* **Task**: Scan the records for the string "icon" and copy every line that holds it.

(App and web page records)
Segment Open
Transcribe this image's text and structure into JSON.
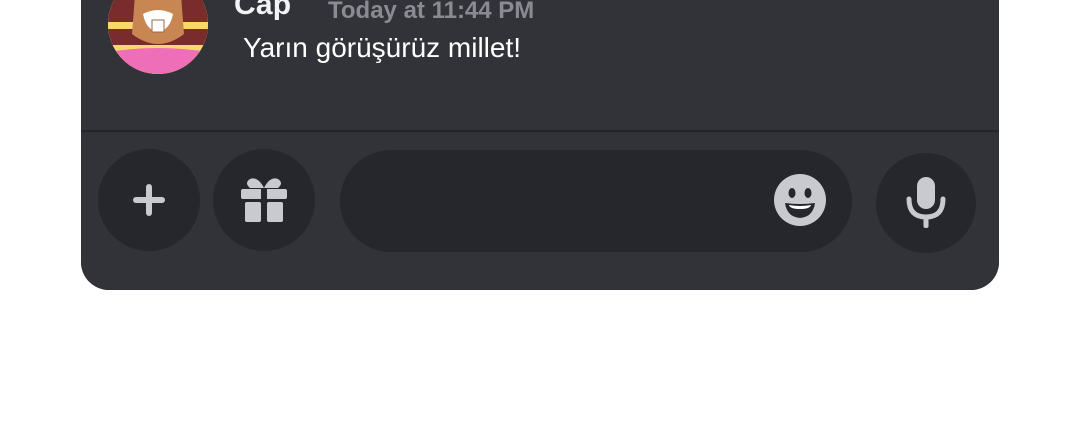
{
  "message": {
    "username": "Cap",
    "timestamp": "Today at 11:44 PM",
    "text": "Yarın görüşürüz millet!",
    "avatar_icon": "beaver-avatar-icon"
  },
  "composer": {
    "input_value": "",
    "input_placeholder": "",
    "buttons": {
      "add": "plus-icon",
      "gift": "gift-icon",
      "emoji": "emoji-icon",
      "voice": "microphone-icon"
    }
  },
  "colors": {
    "panel": "#323239",
    "button_bg": "#26262d",
    "username": "#f2f3f5",
    "timestamp": "#8a8b92",
    "icon": "#c9cad0"
  }
}
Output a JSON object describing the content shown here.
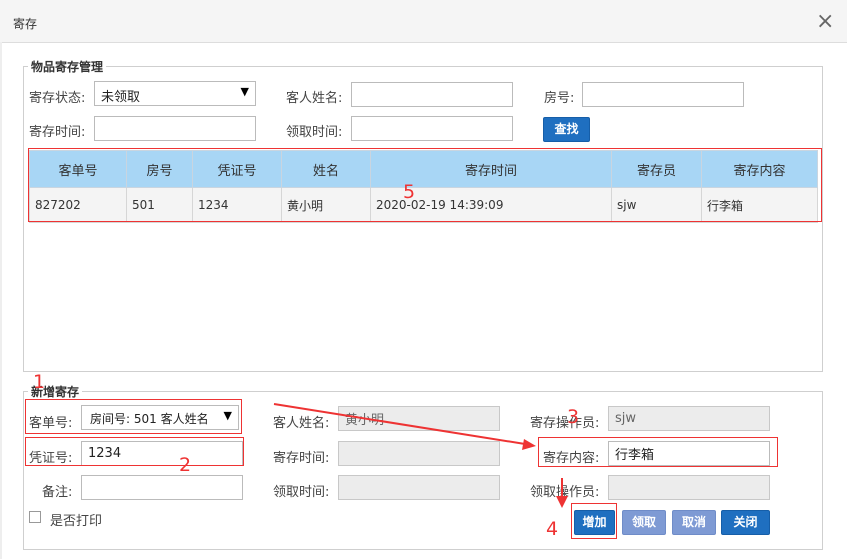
{
  "dialog": {
    "title": "寄存",
    "close_glyph": "×"
  },
  "search": {
    "legend": "物品寄存管理",
    "status_label": "寄存状态:",
    "status_value": "未领取",
    "guest_name_label": "客人姓名:",
    "guest_name_value": "",
    "room_label": "房号:",
    "room_value": "",
    "deposit_time_label": "寄存时间:",
    "deposit_time_value": "",
    "pickup_time_label": "领取时间:",
    "pickup_time_value": "",
    "search_button": "查找"
  },
  "table": {
    "columns": [
      "客单号",
      "房号",
      "凭证号",
      "姓名",
      "寄存时间",
      "寄存员",
      "寄存内容"
    ],
    "rows": [
      [
        "827202",
        "501",
        "1234",
        "黄小明",
        "2020-02-19 14:39:09",
        "sjw",
        "行李箱"
      ]
    ]
  },
  "form": {
    "legend": "新增寄存",
    "order_label": "客单号:",
    "order_value": "房间号: 501 客人姓名",
    "guest_name_label": "客人姓名:",
    "guest_name_value": "黄小明",
    "operator_label": "寄存操作员:",
    "operator_value": "sjw",
    "voucher_label": "凭证号:",
    "voucher_value": "1234",
    "deposit_time_label": "寄存时间:",
    "deposit_time_value": "",
    "content_label": "寄存内容:",
    "content_value": "行李箱",
    "remark_label": "备注:",
    "remark_value": "",
    "pickup_time_label": "领取时间:",
    "pickup_time_value": "",
    "pickup_operator_label": "领取操作员:",
    "pickup_operator_value": "",
    "print_label": "是否打印"
  },
  "buttons": {
    "add": "增加",
    "pickup": "领取",
    "cancel": "取消",
    "close": "关闭"
  },
  "annotations": {
    "n1": "1",
    "n2": "2",
    "n3": "3",
    "n4": "4",
    "n5": "5"
  },
  "colors": {
    "header_bg": "#a8d6f5",
    "button_blue": "#1f6fc0",
    "button_light": "#7e9ad4",
    "annotation_red": "#ee3333"
  }
}
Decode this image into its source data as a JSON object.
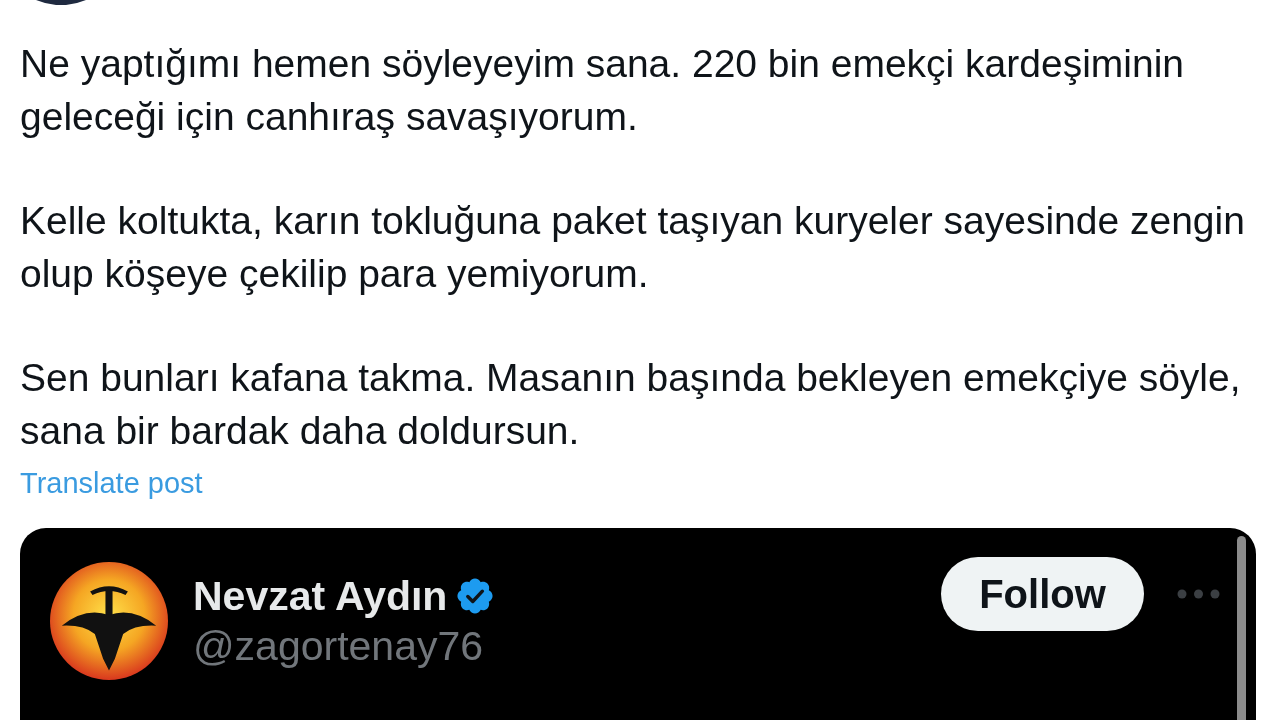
{
  "post": {
    "paragraphs": [
      "Ne yaptığımı hemen söyleyeyim sana. 220 bin emekçi kardeşiminin geleceği için canhıraş savaşıyorum.",
      "Kelle koltukta, karın tokluğuna paket taşıyan kuryeler sayesinde zengin olup köşeye çekilip para yemiyorum.",
      "Sen bunları kafana takma. Masanın başında bekleyen emekçiye söyle, sana bir bardak daha doldursun."
    ],
    "translate_link": "Translate post"
  },
  "quoted_post": {
    "author": {
      "name": "Nevzat Aydın",
      "verified": true,
      "handle": "@zagortenay76"
    },
    "follow_button": "Follow"
  }
}
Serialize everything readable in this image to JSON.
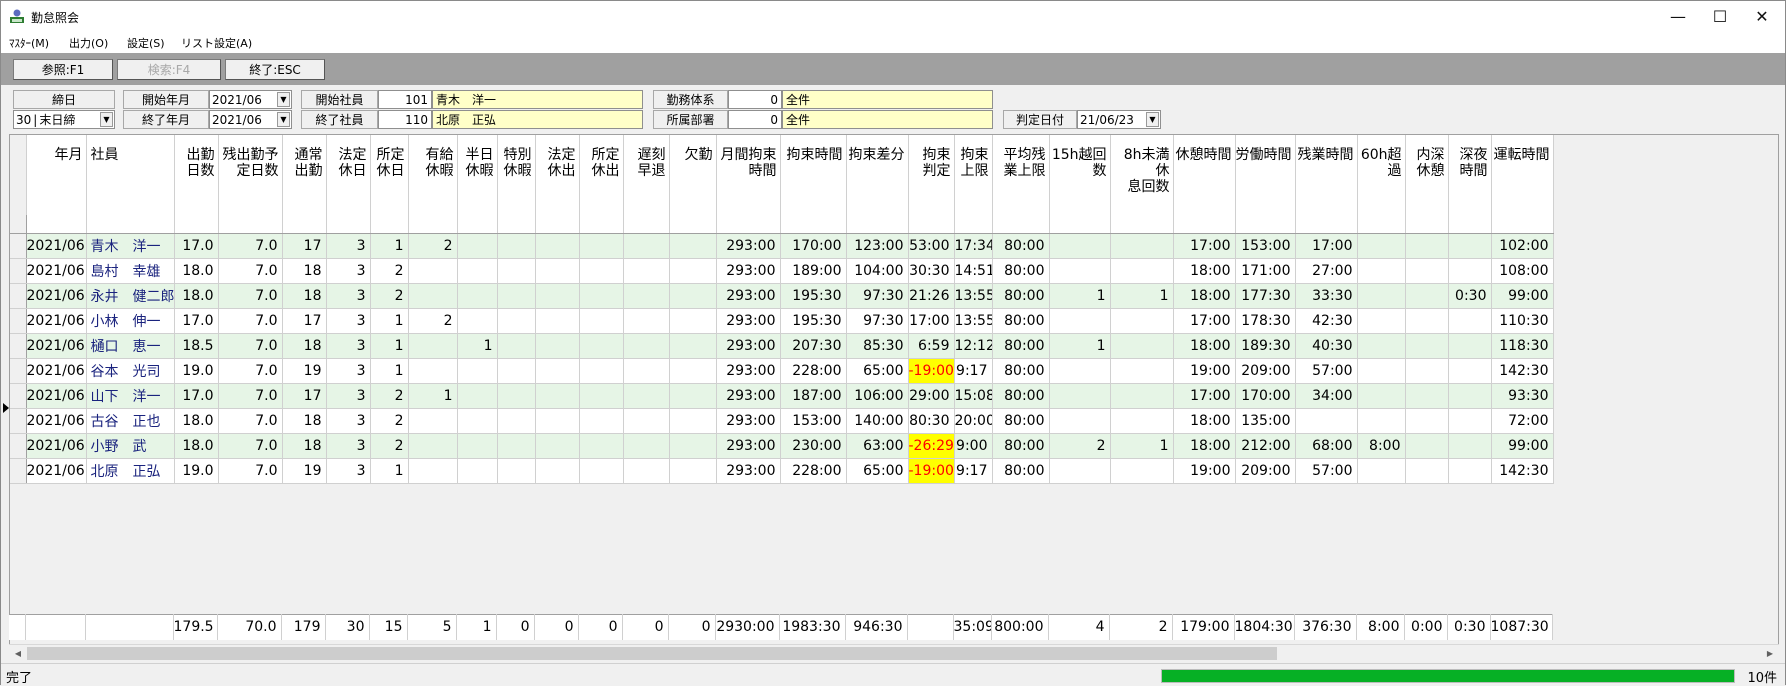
{
  "window": {
    "title": "勤怠照会",
    "minimize": "—",
    "maximize": "☐",
    "close": "✕"
  },
  "menu": [
    "ﾏｽﾀｰ(M)",
    "出力(O)",
    "設定(S)",
    "リスト設定(A)"
  ],
  "toolbar": {
    "ref": "参照:F1",
    "search": "検索:F4",
    "exit": "終了:ESC"
  },
  "filters": {
    "closing_day_label": "締日",
    "closing_day_num": "30",
    "closing_day_value": "末日締",
    "start_month_label": "開始年月",
    "start_month_value": "2021/06",
    "end_month_label": "終了年月",
    "end_month_value": "2021/06",
    "start_emp_label": "開始社員",
    "start_emp_code": "101",
    "start_emp_name": "青木　洋一",
    "end_emp_label": "終了社員",
    "end_emp_code": "110",
    "end_emp_name": "北原　正弘",
    "work_system_label": "勤務体系",
    "work_system_code": "0",
    "work_system_value": "全件",
    "department_label": "所属部署",
    "department_code": "0",
    "department_value": "全件",
    "judge_date_label": "判定日付",
    "judge_date_value": "21/06/23"
  },
  "columns": [
    [
      "年月"
    ],
    [
      "社員"
    ],
    [
      "出勤",
      "日数"
    ],
    [
      "残出勤予",
      "定日数"
    ],
    [
      "通常",
      "出勤"
    ],
    [
      "法定",
      "休日"
    ],
    [
      "所定",
      "休日"
    ],
    [
      "有給",
      "休暇"
    ],
    [
      "半日",
      "休暇"
    ],
    [
      "特別",
      "休暇"
    ],
    [
      "法定",
      "休出"
    ],
    [
      "所定",
      "休出"
    ],
    [
      "遅刻",
      "早退"
    ],
    [
      "欠勤"
    ],
    [
      "月間拘束",
      "時間"
    ],
    [
      "拘束時間"
    ],
    [
      "拘束差分"
    ],
    [
      "拘束",
      "判定"
    ],
    [
      "拘束",
      "上限"
    ],
    [
      "平均残",
      "業上限"
    ],
    [
      "15h越回",
      "数"
    ],
    [
      "8h未満休",
      "息回数"
    ],
    [
      "休憩時間"
    ],
    [
      "労働時間"
    ],
    [
      "残業時間"
    ],
    [
      "60h超",
      "過"
    ],
    [
      "内深",
      "休憩"
    ],
    [
      "深夜",
      "時間"
    ],
    [
      "運転時間"
    ]
  ],
  "rows": [
    [
      "2021/06",
      "青木　洋一",
      "17.0",
      "7.0",
      "17",
      "3",
      "1",
      "2",
      "",
      "",
      "",
      "",
      "",
      "",
      "293:00",
      "170:00",
      "123:00",
      "53:00",
      "17:34",
      "80:00",
      "",
      "",
      "17:00",
      "153:00",
      "17:00",
      "",
      "",
      "",
      "102:00"
    ],
    [
      "2021/06",
      "島村　幸雄",
      "18.0",
      "7.0",
      "18",
      "3",
      "2",
      "",
      "",
      "",
      "",
      "",
      "",
      "",
      "293:00",
      "189:00",
      "104:00",
      "30:30",
      "14:51",
      "80:00",
      "",
      "",
      "18:00",
      "171:00",
      "27:00",
      "",
      "",
      "",
      "108:00"
    ],
    [
      "2021/06",
      "永井　健二郎",
      "18.0",
      "7.0",
      "18",
      "3",
      "2",
      "",
      "",
      "",
      "",
      "",
      "",
      "",
      "293:00",
      "195:30",
      "97:30",
      "21:26",
      "13:55",
      "80:00",
      "1",
      "1",
      "18:00",
      "177:30",
      "33:30",
      "",
      "",
      "0:30",
      "99:00"
    ],
    [
      "2021/06",
      "小林　伸一",
      "17.0",
      "7.0",
      "17",
      "3",
      "1",
      "2",
      "",
      "",
      "",
      "",
      "",
      "",
      "293:00",
      "195:30",
      "97:30",
      "17:00",
      "13:55",
      "80:00",
      "",
      "",
      "17:00",
      "178:30",
      "42:30",
      "",
      "",
      "",
      "110:30"
    ],
    [
      "2021/06",
      "樋口　恵一",
      "18.5",
      "7.0",
      "18",
      "3",
      "1",
      "",
      "1",
      "",
      "",
      "",
      "",
      "",
      "293:00",
      "207:30",
      "85:30",
      "6:59",
      "12:12",
      "80:00",
      "1",
      "",
      "18:00",
      "189:30",
      "40:30",
      "",
      "",
      "",
      "118:30"
    ],
    [
      "2021/06",
      "谷本　光司",
      "19.0",
      "7.0",
      "19",
      "3",
      "1",
      "",
      "",
      "",
      "",
      "",
      "",
      "",
      "293:00",
      "228:00",
      "65:00",
      "-19:00",
      "9:17",
      "80:00",
      "",
      "",
      "19:00",
      "209:00",
      "57:00",
      "",
      "",
      "",
      "142:30"
    ],
    [
      "2021/06",
      "山下　洋一",
      "17.0",
      "7.0",
      "17",
      "3",
      "2",
      "1",
      "",
      "",
      "",
      "",
      "",
      "",
      "293:00",
      "187:00",
      "106:00",
      "29:00",
      "15:08",
      "80:00",
      "",
      "",
      "17:00",
      "170:00",
      "34:00",
      "",
      "",
      "",
      "93:30"
    ],
    [
      "2021/06",
      "古谷　正也",
      "18.0",
      "7.0",
      "18",
      "3",
      "2",
      "",
      "",
      "",
      "",
      "",
      "",
      "",
      "293:00",
      "153:00",
      "140:00",
      "80:30",
      "20:00",
      "80:00",
      "",
      "",
      "18:00",
      "135:00",
      "",
      "",
      "",
      "",
      "72:00"
    ],
    [
      "2021/06",
      "小野　武",
      "18.0",
      "7.0",
      "18",
      "3",
      "2",
      "",
      "",
      "",
      "",
      "",
      "",
      "",
      "293:00",
      "230:00",
      "63:00",
      "-26:29",
      "9:00",
      "80:00",
      "2",
      "1",
      "18:00",
      "212:00",
      "68:00",
      "8:00",
      "",
      "",
      "99:00"
    ],
    [
      "2021/06",
      "北原　正弘",
      "19.0",
      "7.0",
      "19",
      "3",
      "1",
      "",
      "",
      "",
      "",
      "",
      "",
      "",
      "293:00",
      "228:00",
      "65:00",
      "-19:00",
      "9:17",
      "80:00",
      "",
      "",
      "19:00",
      "209:00",
      "57:00",
      "",
      "",
      "",
      "142:30"
    ]
  ],
  "totals": [
    "",
    "",
    "179.5",
    "70.0",
    "179",
    "30",
    "15",
    "5",
    "1",
    "0",
    "0",
    "0",
    "0",
    "0",
    "2930:00",
    "1983:30",
    "946:30",
    "",
    "35:09",
    "800:00",
    "4",
    "2",
    "179:00",
    "1804:30",
    "376:30",
    "8:00",
    "0:00",
    "0:30",
    "1087:30"
  ],
  "status": {
    "text": "完了",
    "progress": 1.0,
    "count": "10件"
  },
  "colors": {
    "row_green": "#e6f5e6",
    "warn_bg": "#ffff00",
    "warn_fg": "#ff0000",
    "name_fg": "#1a237e",
    "progress": "#06b025"
  }
}
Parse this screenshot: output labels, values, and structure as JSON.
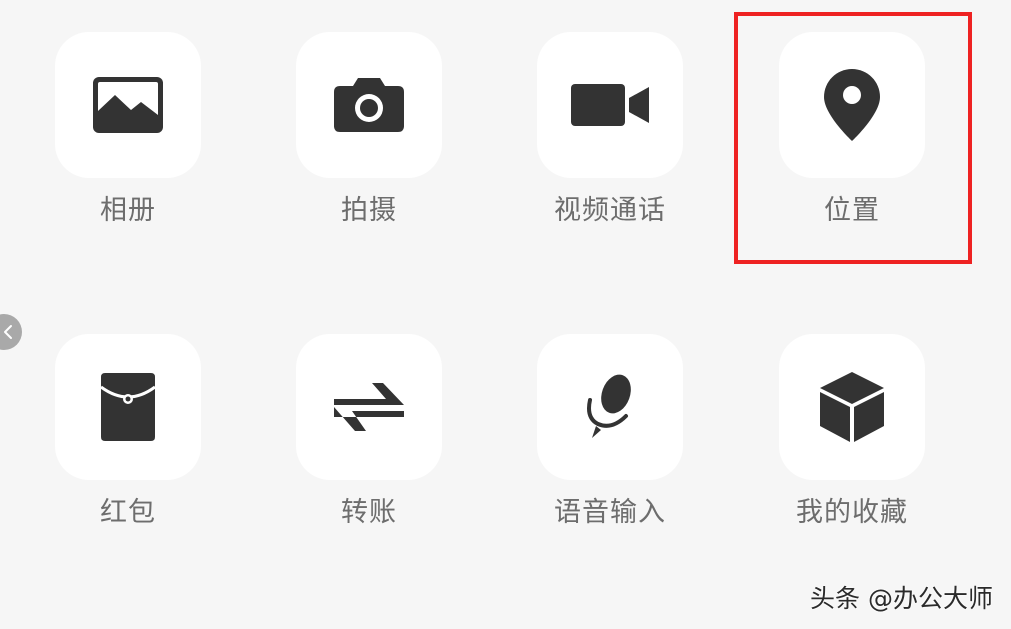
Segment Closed
* **Answer to the problem**:
    "avatar_icon": "beaver-avatar-icon"
      "add": "plus-icon",
      "gift": "gift-icon",
      "emoji": "emoji-icon",
      "voice": "microphone-icon"
    "icon": "#c9cad0"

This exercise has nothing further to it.